---- ENTRIES SUPPLIED

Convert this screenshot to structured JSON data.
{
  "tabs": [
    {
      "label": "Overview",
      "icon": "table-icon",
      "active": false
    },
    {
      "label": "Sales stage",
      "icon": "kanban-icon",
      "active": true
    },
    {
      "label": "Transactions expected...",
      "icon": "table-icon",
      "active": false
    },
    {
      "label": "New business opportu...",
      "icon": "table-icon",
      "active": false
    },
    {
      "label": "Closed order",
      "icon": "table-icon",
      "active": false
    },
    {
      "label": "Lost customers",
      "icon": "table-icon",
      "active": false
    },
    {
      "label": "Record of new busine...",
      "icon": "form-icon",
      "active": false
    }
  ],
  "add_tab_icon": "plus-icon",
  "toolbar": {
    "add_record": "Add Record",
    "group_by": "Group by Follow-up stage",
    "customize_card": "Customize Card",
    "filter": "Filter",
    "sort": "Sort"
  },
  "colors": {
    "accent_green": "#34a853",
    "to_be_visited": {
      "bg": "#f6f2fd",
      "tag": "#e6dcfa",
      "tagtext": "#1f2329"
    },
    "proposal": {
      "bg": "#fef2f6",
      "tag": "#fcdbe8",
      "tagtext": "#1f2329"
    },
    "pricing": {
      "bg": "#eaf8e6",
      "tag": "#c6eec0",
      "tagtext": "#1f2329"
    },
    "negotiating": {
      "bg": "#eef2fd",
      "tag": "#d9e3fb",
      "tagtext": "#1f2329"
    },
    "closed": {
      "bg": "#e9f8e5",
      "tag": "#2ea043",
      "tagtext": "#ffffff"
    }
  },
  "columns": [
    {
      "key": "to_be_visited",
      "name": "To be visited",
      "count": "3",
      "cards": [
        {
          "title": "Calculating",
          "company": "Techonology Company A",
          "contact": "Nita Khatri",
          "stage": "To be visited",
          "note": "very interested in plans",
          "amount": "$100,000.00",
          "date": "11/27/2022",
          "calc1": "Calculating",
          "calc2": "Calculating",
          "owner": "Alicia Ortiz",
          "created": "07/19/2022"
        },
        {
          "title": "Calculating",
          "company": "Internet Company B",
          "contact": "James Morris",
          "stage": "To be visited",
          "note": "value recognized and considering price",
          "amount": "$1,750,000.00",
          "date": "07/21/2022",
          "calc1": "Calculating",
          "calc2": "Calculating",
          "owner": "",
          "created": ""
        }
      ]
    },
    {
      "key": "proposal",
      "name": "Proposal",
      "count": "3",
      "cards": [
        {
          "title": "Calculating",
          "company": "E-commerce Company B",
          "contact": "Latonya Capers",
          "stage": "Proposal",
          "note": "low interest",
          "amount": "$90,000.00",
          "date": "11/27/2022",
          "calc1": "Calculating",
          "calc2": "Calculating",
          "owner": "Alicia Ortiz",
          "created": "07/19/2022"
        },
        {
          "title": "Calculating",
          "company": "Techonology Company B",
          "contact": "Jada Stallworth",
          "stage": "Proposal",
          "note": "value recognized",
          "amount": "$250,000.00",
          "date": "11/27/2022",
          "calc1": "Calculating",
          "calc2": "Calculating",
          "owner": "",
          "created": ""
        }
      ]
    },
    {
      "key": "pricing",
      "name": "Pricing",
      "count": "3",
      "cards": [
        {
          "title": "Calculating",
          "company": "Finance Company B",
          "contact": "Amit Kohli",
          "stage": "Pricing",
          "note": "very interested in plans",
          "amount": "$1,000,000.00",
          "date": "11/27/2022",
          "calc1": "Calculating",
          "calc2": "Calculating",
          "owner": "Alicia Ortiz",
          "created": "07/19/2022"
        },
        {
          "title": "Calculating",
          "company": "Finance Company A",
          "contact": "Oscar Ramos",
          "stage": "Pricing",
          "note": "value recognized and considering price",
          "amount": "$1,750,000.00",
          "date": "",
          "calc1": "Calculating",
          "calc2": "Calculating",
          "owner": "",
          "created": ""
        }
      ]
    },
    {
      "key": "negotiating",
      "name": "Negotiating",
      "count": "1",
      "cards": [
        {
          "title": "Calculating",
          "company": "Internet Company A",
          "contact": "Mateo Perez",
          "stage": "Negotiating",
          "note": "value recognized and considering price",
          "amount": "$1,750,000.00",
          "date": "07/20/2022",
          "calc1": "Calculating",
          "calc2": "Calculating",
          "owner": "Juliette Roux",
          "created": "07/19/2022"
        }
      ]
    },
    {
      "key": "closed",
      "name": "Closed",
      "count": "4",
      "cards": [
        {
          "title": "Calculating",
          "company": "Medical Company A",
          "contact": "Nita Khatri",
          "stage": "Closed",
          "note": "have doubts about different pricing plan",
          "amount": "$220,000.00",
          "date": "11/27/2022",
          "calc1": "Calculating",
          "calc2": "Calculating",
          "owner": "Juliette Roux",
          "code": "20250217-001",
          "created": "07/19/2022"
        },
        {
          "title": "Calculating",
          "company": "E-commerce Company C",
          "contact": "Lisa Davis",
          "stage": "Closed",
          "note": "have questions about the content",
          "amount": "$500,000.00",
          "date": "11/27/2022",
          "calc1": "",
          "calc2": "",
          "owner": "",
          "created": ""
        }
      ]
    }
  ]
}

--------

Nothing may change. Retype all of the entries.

Convert this screenshot to structured JSON data.
{
  "tabs": [
    {
      "label": "Overview",
      "icon": "table-icon",
      "active": false
    },
    {
      "label": "Sales stage",
      "icon": "kanban-icon",
      "active": true
    },
    {
      "label": "Transactions expected...",
      "icon": "table-icon",
      "active": false
    },
    {
      "label": "New business opportu...",
      "icon": "table-icon",
      "active": false
    },
    {
      "label": "Closed order",
      "icon": "table-icon",
      "active": false
    },
    {
      "label": "Lost customers",
      "icon": "table-icon",
      "active": false
    },
    {
      "label": "Record of new busine...",
      "icon": "form-icon",
      "active": false
    }
  ],
  "add_tab_icon": "plus-icon",
  "toolbar": {
    "add_record": "Add Record",
    "group_by": "Group by Follow-up stage",
    "customize_card": "Customize Card",
    "filter": "Filter",
    "sort": "Sort"
  },
  "colors": {
    "accent_green": "#34a853",
    "to_be_visited": {
      "bg": "#f6f2fd",
      "tag": "#e6dcfa",
      "tagtext": "#1f2329"
    },
    "proposal": {
      "bg": "#fef2f6",
      "tag": "#fcdbe8",
      "tagtext": "#1f2329"
    },
    "pricing": {
      "bg": "#eaf8e6",
      "tag": "#c6eec0",
      "tagtext": "#1f2329"
    },
    "negotiating": {
      "bg": "#eef2fd",
      "tag": "#d9e3fb",
      "tagtext": "#1f2329"
    },
    "closed": {
      "bg": "#e9f8e5",
      "tag": "#2ea043",
      "tagtext": "#ffffff"
    }
  },
  "columns": [
    {
      "key": "to_be_visited",
      "name": "To be visited",
      "count": "3",
      "cards": [
        {
          "title": "Calculating",
          "company": "Techonology Company A",
          "contact": "Nita Khatri",
          "stage": "To be visited",
          "note": "very interested in plans",
          "amount": "$100,000.00",
          "date": "11/27/2022",
          "calc1": "Calculating",
          "calc2": "Calculating",
          "owner": "Alicia Ortiz",
          "created": "07/19/2022"
        },
        {
          "title": "Calculating",
          "company": "Internet Company B",
          "contact": "James Morris",
          "stage": "To be visited",
          "note": "value recognized and considering price",
          "amount": "$1,750,000.00",
          "date": "07/21/2022",
          "calc1": "Calculating",
          "calc2": "Calculating",
          "owner": "",
          "created": ""
        }
      ]
    },
    {
      "key": "proposal",
      "name": "Proposal",
      "count": "3",
      "cards": [
        {
          "title": "Calculating",
          "company": "E-commerce Company B",
          "contact": "Latonya Capers",
          "stage": "Proposal",
          "note": "low interest",
          "amount": "$90,000.00",
          "date": "11/27/2022",
          "calc1": "Calculating",
          "calc2": "Calculating",
          "owner": "Alicia Ortiz",
          "created": "07/19/2022"
        },
        {
          "title": "Calculating",
          "company": "Techonology Company B",
          "contact": "Jada Stallworth",
          "stage": "Proposal",
          "note": "value recognized",
          "amount": "$250,000.00",
          "date": "11/27/2022",
          "calc1": "Calculating",
          "calc2": "Calculating",
          "owner": "",
          "created": ""
        }
      ]
    },
    {
      "key": "pricing",
      "name": "Pricing",
      "count": "3",
      "cards": [
        {
          "title": "Calculating",
          "company": "Finance Company B",
          "contact": "Amit Kohli",
          "stage": "Pricing",
          "note": "very interested in plans",
          "amount": "$1,000,000.00",
          "date": "11/27/2022",
          "calc1": "Calculating",
          "calc2": "Calculating",
          "owner": "Alicia Ortiz",
          "created": "07/19/2022"
        },
        {
          "title": "Calculating",
          "company": "Finance Company A",
          "contact": "Oscar Ramos",
          "stage": "Pricing",
          "note": "value recognized and considering price",
          "amount": "$1,750,000.00",
          "date": "",
          "calc1": "Calculating",
          "calc2": "Calculating",
          "owner": "",
          "created": ""
        }
      ]
    },
    {
      "key": "negotiating",
      "name": "Negotiating",
      "count": "1",
      "cards": [
        {
          "title": "Calculating",
          "company": "Internet Company A",
          "contact": "Mateo Perez",
          "stage": "Negotiating",
          "note": "value recognized and considering price",
          "amount": "$1,750,000.00",
          "date": "07/20/2022",
          "calc1": "Calculating",
          "calc2": "Calculating",
          "owner": "Juliette Roux",
          "created": "07/19/2022"
        }
      ]
    },
    {
      "key": "closed",
      "name": "Closed",
      "count": "4",
      "cards": [
        {
          "title": "Calculating",
          "company": "Medical Company A",
          "contact": "Nita Khatri",
          "stage": "Closed",
          "note": "have doubts about different pricing plan",
          "amount": "$220,000.00",
          "date": "11/27/2022",
          "calc1": "Calculating",
          "calc2": "Calculating",
          "owner": "Juliette Roux",
          "code": "20250217-001",
          "created": "07/19/2022"
        },
        {
          "title": "Calculating",
          "company": "E-commerce Company C",
          "contact": "Lisa Davis",
          "stage": "Closed",
          "note": "have questions about the content",
          "amount": "$500,000.00",
          "date": "11/27/2022",
          "calc1": "",
          "calc2": "",
          "owner": "",
          "created": ""
        }
      ]
    }
  ]
}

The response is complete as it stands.